Wright v. Warden

Annotate this Case

11 Md. App. 673 (1971)

276 A.2d 411


App. No. 176, September Term, 1970.

Court of Special Appeals of Maryland.

Decided April 28, 1971.


Joseph H. Thomas, Jr., for applicant.

Francis B. Burch, Attorney General, and Howard L. Cardin, State's Attorney for Baltimore City, for respondent.


On December 18, 1964, Elijah Wright was arrested and charged with murder. He was taken into custody at that time and has remained incarcerated to the present time. Approximately two years after his arrest, Wright was tried and found guilty by a jury of murder in the second degree.[1] The trial judge sentenced him to eighteen years, the maximum then provided for murder in the second degree. The judge refused to give Wright credit on his sentence for the time he spent in pretrial custody.

By various proceedings and in different courts, Wright pressed his contention that he was entitled to credit on his sentence for time spent in pretrial custody. On December 20, 1967, we affirmed the trial court's denial of credit in an unreported opinion, Wright v. State, #40, September Term, 1967. On April 22, 1968, the Court of Appeals denied certiorari. On May 1, 1968, Wright filed a petition for a writ of habeas corpus in the Federal District Court. He claimed that unless he was given credit for the time he spent in pretrial custody he would be subjected to a sentence greater than the maximum allowed by Maryland law. His petition was denied on the ground that under Maryland law, State v. Ewell. 234 Md. 56, the sentencing judge was not required to give Wright credit for time spent in jail prior to sentence. The United States Court of Appeals for the Fourth Circuit reversed the District Court's judgment; it held that Wright's claim raised substantial constitutional questions under North Carolina v. Pearce, 395 U.S. 711, which had not been considered by the Maryland courts. Wright v. Warden, 429 F.2d 1101. The court directed that on remand to the District Court, Wright was to be given ninety days to seek relief in the State courts under the Post Conviction Procedure Act; and that should he fail to do so, his petition was to be dismissed. Subsequently, Wright filed a petition *675 in the Criminal Court of Baltimore seeking post conviction relief. The petition was denied by Judge Shirley B. Jones on November 30, 1970. She held that any adjustment of the well settled Maryland law under Ewell and its progeny was a matter for the appellate courts. Wright forthwith filed the present application for leave to appeal.
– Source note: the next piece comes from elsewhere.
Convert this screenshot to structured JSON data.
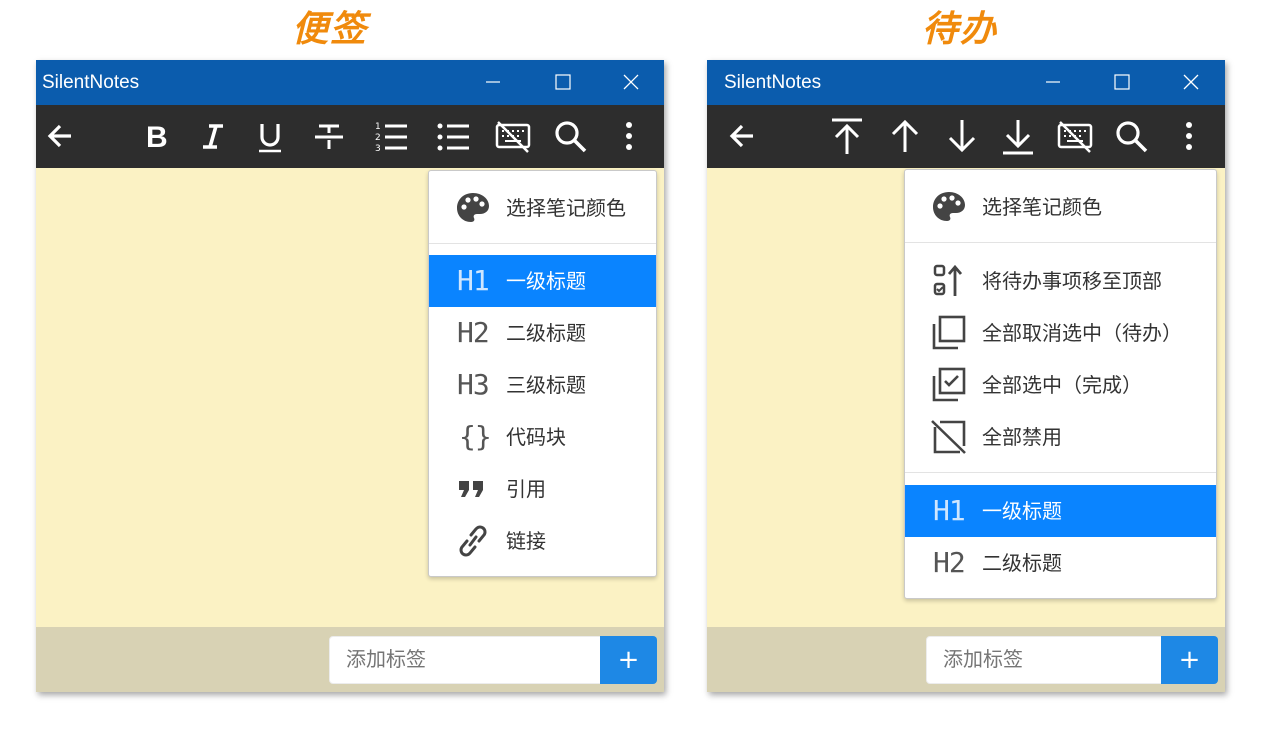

In Jones v. State, 11 Md. App. 468, we considered the question whether it was error for the sentencing judge to deny a defendant credit for time spent in jail prior to trial against a statutory maximum sentence imposed upon him following his conviction. We concluded that North Carolina v. Pearce, supra, did not control the issue but that entirely apart from any constitutional question, the Maryland Legislature, in providing a statutory maximum sentence, intended such maximum sentence to be calculated by including time spent in jail prior to trial and sentencing. Our holding in Jones was "confined strictly to those cases where the maximum sentence is imposed." We think Jones requires that Wright be given credit against his maximum statutory sentence of eighteen years for time spent in jail pending trial, as claimed by him.

Application granted; case remanded for the correction of sentence in accordance with this opinion.
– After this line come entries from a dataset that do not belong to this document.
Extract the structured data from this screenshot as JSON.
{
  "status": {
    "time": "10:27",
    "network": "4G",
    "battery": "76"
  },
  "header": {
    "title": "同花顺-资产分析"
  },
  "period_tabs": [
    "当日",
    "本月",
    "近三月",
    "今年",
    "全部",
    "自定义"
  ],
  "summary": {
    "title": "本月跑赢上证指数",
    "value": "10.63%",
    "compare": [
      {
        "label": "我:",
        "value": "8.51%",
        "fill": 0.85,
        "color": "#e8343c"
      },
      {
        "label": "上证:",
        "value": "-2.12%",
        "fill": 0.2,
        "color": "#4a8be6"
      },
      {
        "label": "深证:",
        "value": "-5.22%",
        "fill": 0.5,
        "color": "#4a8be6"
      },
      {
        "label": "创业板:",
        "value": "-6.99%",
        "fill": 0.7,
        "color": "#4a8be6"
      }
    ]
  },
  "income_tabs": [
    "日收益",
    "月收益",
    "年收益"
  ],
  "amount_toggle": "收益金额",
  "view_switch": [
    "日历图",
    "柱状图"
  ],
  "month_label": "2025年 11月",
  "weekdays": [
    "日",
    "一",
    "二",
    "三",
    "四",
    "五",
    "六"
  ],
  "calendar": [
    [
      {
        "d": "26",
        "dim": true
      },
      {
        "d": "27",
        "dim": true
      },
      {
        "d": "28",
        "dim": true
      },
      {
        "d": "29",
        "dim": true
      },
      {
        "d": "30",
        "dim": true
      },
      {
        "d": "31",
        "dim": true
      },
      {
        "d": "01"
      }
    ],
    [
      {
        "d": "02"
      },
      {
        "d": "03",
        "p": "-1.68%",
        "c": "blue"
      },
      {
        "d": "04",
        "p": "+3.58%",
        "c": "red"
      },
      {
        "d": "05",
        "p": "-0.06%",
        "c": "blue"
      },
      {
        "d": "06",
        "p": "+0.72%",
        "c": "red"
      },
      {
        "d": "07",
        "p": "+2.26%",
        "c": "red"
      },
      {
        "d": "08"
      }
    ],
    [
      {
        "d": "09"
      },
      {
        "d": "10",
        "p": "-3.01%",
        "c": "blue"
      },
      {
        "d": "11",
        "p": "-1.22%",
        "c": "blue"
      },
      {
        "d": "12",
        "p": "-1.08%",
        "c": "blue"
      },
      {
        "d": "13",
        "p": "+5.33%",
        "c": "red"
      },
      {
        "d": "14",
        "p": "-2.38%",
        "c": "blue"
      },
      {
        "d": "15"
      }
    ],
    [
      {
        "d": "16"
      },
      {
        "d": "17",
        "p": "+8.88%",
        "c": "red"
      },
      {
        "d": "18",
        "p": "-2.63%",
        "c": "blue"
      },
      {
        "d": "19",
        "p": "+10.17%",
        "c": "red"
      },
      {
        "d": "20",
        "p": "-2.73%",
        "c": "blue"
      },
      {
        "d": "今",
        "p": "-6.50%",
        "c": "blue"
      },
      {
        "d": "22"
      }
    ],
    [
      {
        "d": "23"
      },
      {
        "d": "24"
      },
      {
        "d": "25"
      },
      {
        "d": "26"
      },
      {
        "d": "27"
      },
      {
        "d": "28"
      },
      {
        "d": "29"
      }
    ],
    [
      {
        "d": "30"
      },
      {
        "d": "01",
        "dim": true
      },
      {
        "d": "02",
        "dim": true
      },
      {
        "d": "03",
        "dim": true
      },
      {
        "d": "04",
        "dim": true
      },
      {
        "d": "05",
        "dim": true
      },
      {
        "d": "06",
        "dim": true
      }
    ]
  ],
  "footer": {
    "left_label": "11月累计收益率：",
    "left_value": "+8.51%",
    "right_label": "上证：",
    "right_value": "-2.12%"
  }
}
[1] Two reasons account for this delay. First, Wright elected to have his first indictment declared void under Schowgurow v. State, 240 Md. 121. Secondly, Wright's plea of "not guilty by reason of insanity" required protracted physical and mental examinations.

Some case metadata and case summaries were written with the help of AI, which can produce inaccuracies. You should read the full case before relying on it for legal research purposes.

This site is protected by reCAPTCHA and the Google Privacy Policy and Terms of Service apply.